Mr. CavinOctober 24, 2014 3:01 PM

Like when someone calculates the odds a certain horse (or sports team or stock) has of winning a race (or game or market). Properly calculating the outcome of events that have not happened is, like, a trillion-dollar industry in this world. The people who do it successfully are the richest people on the planet.

GBannisOctober 24, 2014 9:20 PM

I get your point, and agree that the estimation you posit is a "theoretical conceit." I would appreciate it if you didn't assign me thinking that isn't mine. Nowhere did I conflate calculable with statements of pure unbridled fact. That is your assumption. In fact, it's clear that I used the word "estimates."

Dave BaxterOctober 24, 2014 11:09 PM

To be fair, while you said the word "estimates" you used it as an exact opposite of "calculable", which is what I'm disagreeing about. "Calculable" absolutely includes estimations and projections as is not as narrowly a defined term as you're arguing it is. I'm not assigning you thinking that isn't yours, I'm responding to words you clearly wrote with an opposing opinion.
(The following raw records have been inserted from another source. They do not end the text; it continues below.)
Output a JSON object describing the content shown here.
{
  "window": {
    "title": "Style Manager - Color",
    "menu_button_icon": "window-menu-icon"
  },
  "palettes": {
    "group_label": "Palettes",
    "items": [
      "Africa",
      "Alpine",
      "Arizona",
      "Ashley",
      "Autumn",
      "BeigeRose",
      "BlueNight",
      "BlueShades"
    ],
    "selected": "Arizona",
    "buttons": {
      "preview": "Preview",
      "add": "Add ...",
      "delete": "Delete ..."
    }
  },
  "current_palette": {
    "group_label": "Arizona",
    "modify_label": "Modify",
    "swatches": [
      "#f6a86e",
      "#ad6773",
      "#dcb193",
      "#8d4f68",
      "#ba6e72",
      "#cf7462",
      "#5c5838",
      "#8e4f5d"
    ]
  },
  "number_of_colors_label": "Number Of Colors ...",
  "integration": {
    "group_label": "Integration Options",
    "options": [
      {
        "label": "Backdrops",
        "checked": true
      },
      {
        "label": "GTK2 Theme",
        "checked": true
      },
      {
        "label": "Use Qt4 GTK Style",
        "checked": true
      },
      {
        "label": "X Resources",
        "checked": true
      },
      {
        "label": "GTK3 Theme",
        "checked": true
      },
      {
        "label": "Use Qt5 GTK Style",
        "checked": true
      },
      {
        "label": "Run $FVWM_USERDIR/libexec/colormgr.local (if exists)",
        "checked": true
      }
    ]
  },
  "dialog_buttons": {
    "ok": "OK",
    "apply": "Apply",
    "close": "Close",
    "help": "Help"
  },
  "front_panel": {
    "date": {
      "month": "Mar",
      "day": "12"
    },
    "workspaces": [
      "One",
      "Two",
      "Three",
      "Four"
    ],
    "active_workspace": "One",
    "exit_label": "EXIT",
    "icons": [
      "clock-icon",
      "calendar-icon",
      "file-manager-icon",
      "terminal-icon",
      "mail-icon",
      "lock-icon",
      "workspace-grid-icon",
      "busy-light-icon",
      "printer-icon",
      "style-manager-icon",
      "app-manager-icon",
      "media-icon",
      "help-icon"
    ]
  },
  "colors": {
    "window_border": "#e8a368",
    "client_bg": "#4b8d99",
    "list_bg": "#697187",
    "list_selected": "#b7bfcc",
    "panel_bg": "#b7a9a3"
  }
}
EDIT: Ooohhh, I see, you're saying about "impossible to estimate what a vampire movie would have made if it weren't a vampire movie". But it is possible: because "vampire" is not the only content included in the movie. It's also a horror movie, or action, or gore, or gothic or modern or period or fantasy or urban or whatever. It's always estimable to take all the other elements and figure what the difference would be if you then added "vampire" to the list or not.